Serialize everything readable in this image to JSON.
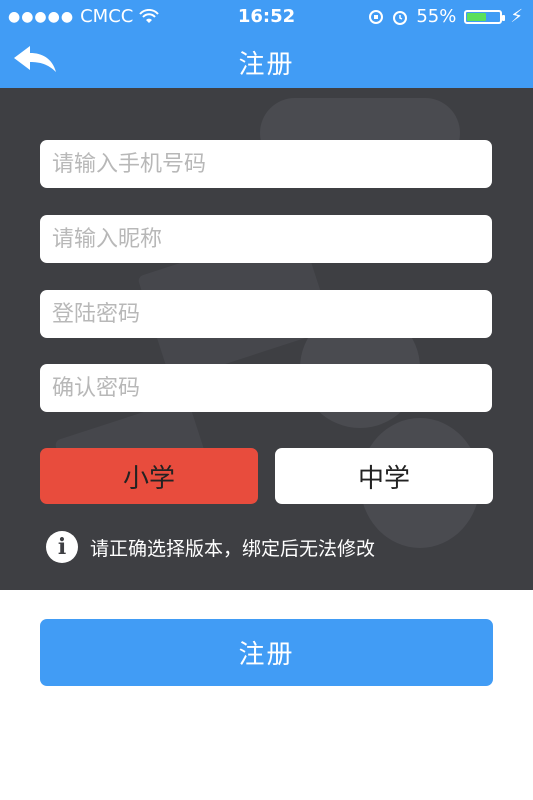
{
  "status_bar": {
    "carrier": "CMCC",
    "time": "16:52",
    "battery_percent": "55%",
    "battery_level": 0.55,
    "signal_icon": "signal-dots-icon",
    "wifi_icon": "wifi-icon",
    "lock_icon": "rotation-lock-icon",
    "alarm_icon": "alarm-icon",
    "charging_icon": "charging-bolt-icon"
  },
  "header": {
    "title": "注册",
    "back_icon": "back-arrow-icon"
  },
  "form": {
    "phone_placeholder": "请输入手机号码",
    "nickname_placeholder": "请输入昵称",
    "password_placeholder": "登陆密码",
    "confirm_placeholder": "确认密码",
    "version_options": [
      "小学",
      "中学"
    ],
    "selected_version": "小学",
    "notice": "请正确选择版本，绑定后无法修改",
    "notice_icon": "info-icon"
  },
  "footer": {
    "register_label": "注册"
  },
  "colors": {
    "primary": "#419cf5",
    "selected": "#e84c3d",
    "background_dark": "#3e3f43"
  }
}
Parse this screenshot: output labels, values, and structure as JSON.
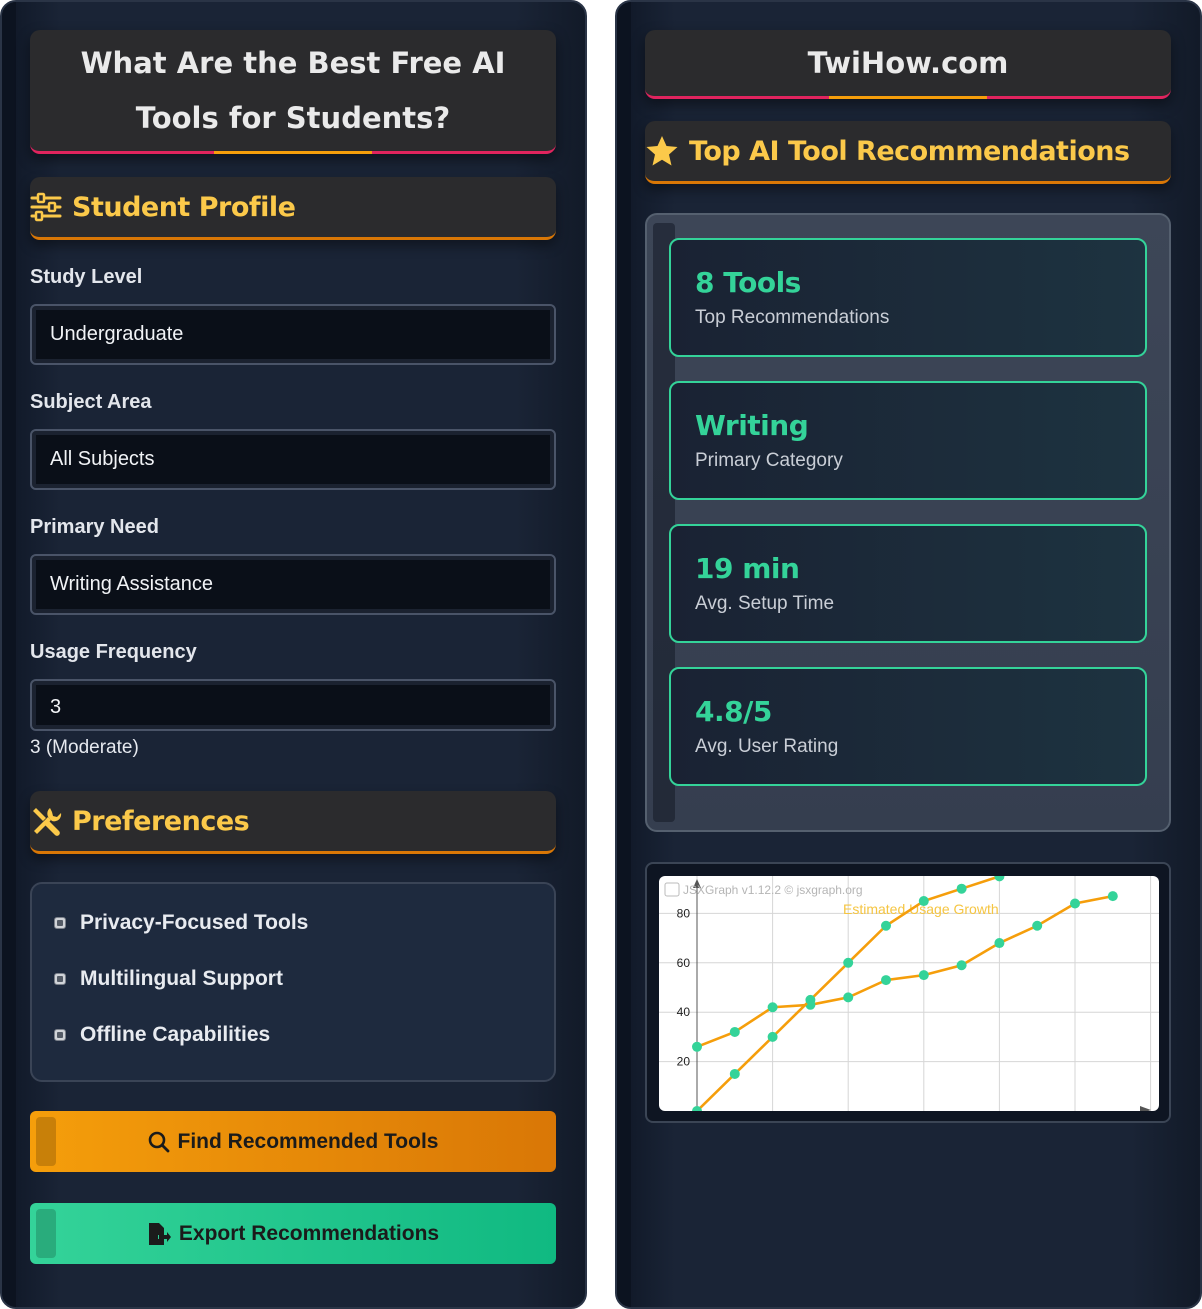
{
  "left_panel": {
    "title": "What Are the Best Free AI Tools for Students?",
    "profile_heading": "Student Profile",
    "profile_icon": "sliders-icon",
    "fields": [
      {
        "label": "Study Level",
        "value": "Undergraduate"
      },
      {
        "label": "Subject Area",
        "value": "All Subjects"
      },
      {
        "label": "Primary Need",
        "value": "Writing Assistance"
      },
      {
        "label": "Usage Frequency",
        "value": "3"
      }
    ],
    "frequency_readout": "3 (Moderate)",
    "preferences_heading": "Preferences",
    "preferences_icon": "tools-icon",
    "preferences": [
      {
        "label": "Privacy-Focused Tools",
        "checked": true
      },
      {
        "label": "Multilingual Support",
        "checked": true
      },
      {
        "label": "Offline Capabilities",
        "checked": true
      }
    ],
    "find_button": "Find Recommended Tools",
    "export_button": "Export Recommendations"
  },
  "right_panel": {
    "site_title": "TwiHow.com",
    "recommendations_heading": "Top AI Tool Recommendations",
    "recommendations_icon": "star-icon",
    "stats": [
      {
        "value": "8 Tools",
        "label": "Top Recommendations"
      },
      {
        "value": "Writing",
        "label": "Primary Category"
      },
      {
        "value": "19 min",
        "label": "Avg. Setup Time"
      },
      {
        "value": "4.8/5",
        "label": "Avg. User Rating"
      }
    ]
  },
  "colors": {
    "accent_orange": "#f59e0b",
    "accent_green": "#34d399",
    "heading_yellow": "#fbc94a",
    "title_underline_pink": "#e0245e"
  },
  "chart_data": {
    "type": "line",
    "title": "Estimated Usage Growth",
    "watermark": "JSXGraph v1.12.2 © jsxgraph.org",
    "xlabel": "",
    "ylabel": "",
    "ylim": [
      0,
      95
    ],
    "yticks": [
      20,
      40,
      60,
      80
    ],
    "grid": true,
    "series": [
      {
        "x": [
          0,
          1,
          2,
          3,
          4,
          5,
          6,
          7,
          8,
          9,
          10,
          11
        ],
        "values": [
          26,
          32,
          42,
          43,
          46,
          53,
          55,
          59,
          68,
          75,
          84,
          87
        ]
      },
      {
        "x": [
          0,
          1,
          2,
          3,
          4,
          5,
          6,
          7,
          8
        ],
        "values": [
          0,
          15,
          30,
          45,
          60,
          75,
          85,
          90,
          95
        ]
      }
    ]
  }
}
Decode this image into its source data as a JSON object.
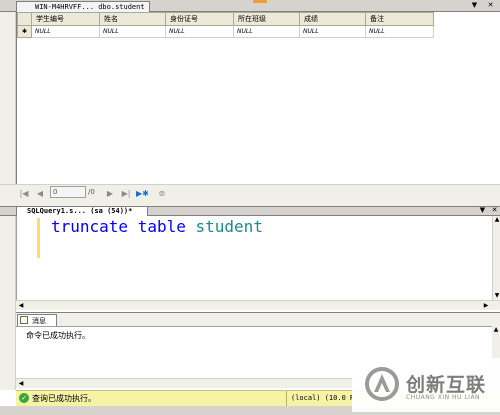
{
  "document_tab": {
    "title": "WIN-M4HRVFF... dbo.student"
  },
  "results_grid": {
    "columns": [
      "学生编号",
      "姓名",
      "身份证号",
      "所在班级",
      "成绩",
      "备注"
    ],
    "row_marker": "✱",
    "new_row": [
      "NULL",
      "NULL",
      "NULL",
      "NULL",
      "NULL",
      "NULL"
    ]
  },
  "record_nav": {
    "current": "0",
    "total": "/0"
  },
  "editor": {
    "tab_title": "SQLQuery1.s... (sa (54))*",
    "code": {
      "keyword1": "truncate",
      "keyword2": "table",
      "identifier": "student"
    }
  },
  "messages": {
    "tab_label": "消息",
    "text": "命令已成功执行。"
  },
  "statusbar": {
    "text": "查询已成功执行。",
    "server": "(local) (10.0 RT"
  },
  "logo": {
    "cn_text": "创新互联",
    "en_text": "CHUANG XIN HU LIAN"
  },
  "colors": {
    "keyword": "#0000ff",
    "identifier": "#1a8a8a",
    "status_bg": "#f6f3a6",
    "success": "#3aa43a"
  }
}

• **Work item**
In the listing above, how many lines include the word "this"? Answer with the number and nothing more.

• **Exercise answer**
3